In the meantime, Martinez completed a phlebotomist and EKG technician program and got a job at Lawrence General Hospital in Massachusetts. She began applying to nursing schools when a friend suggested she look at DeSales University. Martinez’s gut reaction? No thanks. “It was too far from my family,” Martinez says. “I would have to leave them and my job.”
She applied, anyway, and when she learned she had been accepted to begin classes in the fall of 2019, she had a decision to make. She prayed on it and went to church. “I always say that one key to success in life is putting God first in everything you do,” Martinez says. “I asked, ‘Please God, if this is for me, let me do it. If not, take it out of the way.’”
She felt a sense of peace when a woman at church reminded her that God would always have her back. And so, Martinez decided to take a chance.
“When I came to campus for the first time, I felt like, this is the right place. It gave me so much peace.”
Even so, Martinez initially struggled to adapt to the rigors of her course load. She tried to hold down a part-time job but had to give it up when she became overwhelmed. And, as expected, the distance from her family weighed on her; she was worried about letting down everyone who was rooting for her back at home, especially her parents, who were providing her with whatever financial assistance they could manage.
Angelica Silva, Ph.D., associate professor of Spanish language and literature, was an instructor as well as an adviser to Martinez. She says she had a sense that Martinez was grappling with a challenging adjustment period. “It was difficult for her to be away, but it was also motivation for her that all the sacrifice was going to be worth it at some point,” says Silva.

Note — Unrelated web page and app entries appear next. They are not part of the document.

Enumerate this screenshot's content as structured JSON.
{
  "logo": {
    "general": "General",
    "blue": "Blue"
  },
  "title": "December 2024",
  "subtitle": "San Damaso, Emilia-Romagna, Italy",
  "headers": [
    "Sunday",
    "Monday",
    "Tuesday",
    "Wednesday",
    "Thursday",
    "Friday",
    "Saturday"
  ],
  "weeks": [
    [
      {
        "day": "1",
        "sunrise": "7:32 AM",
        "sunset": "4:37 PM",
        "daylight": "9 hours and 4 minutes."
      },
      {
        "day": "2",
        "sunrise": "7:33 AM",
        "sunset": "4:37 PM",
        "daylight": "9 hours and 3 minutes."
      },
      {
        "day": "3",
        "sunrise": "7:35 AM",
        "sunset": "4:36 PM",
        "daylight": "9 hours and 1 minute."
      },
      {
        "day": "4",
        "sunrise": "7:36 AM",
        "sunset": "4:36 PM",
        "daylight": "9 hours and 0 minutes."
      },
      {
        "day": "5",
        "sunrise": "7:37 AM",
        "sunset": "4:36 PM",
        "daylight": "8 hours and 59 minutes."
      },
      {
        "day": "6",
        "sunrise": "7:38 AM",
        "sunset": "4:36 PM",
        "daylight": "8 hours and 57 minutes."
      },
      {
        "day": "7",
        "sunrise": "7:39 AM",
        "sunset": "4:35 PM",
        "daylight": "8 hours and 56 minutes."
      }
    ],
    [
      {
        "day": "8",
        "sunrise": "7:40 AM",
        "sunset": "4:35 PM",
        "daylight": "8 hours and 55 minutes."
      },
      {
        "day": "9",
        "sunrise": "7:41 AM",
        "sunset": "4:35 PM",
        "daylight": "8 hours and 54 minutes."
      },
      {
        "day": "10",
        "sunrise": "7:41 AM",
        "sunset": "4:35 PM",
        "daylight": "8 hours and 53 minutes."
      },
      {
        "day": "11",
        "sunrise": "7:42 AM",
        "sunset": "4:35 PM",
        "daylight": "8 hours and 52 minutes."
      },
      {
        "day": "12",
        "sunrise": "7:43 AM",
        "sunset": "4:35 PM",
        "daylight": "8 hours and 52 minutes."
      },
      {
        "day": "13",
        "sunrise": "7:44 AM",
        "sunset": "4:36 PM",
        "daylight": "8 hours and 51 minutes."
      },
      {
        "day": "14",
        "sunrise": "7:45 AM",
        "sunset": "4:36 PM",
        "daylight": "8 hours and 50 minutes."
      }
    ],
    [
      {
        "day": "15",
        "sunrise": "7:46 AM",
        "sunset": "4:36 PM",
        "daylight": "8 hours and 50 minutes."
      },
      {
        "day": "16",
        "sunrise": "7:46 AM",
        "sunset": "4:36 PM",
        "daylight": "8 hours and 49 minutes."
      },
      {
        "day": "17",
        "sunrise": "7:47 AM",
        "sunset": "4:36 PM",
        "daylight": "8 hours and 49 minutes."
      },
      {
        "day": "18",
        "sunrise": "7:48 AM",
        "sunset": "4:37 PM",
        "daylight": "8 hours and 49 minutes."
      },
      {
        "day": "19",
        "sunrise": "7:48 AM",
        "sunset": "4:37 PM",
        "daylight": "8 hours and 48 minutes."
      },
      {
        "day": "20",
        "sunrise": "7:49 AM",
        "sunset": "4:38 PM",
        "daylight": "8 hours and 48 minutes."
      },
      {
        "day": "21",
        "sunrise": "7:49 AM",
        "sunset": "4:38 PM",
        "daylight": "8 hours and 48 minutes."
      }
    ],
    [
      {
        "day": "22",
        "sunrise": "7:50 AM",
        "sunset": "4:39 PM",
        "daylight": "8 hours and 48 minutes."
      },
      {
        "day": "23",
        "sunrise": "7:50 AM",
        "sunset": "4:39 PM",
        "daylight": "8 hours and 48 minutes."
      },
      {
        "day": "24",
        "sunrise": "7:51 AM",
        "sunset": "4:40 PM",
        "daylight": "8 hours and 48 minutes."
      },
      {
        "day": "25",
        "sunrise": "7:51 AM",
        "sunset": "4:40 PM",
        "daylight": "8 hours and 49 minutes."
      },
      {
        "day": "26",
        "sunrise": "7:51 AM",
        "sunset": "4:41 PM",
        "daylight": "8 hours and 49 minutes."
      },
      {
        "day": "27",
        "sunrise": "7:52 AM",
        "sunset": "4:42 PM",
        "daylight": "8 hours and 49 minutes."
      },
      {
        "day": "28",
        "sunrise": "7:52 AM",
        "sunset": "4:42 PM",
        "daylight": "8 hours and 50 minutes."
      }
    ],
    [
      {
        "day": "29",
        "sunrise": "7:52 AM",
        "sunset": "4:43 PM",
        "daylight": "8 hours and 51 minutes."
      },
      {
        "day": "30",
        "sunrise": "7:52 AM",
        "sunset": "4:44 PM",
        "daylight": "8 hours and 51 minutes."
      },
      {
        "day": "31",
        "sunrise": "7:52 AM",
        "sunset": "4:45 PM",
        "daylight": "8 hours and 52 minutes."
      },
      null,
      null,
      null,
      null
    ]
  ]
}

And Martinez, she says, was always willing to go the extra mile on campus, offering to tutor students on her own time without getting any extra credit in return. Martinez, who minored in Spanish, also was instrumental in keeping the Spanish Club going during the COVID-19 pandemic. “She’s very compassionate and she’s always willing to help,” Silva says.
Martinez credits her faith, the DeSales community, and knowing when to ask for help with getting her through that initial rough patch. Her perseverance paid off this past spring when she earned her Bachelor of Science in nursing. But that wouldn’t be the end of her DeSales story.
From the beginning, Martinez had planned to move back to Massachusetts as soon as her studies were complete. But she surprised her family—and perhaps even herself—when she decided to stick around to pursue her doctorate as a family nurse practitioner. She began taking classes in the fall while working for Lehigh Valley Health Network’s emergency department.
Silva says Martinez’s story is a success story that needs to be celebrated. “I want students to see it’s possible to make it, even if you start from zero,” she says. Her final thought on her former student: “I’m just glad I met her.”
Chances are, now that Martinez is the one wearing the scrubs and RN nametag in the ER, others who cross paths with her in their hour of need will be thinking the same thing.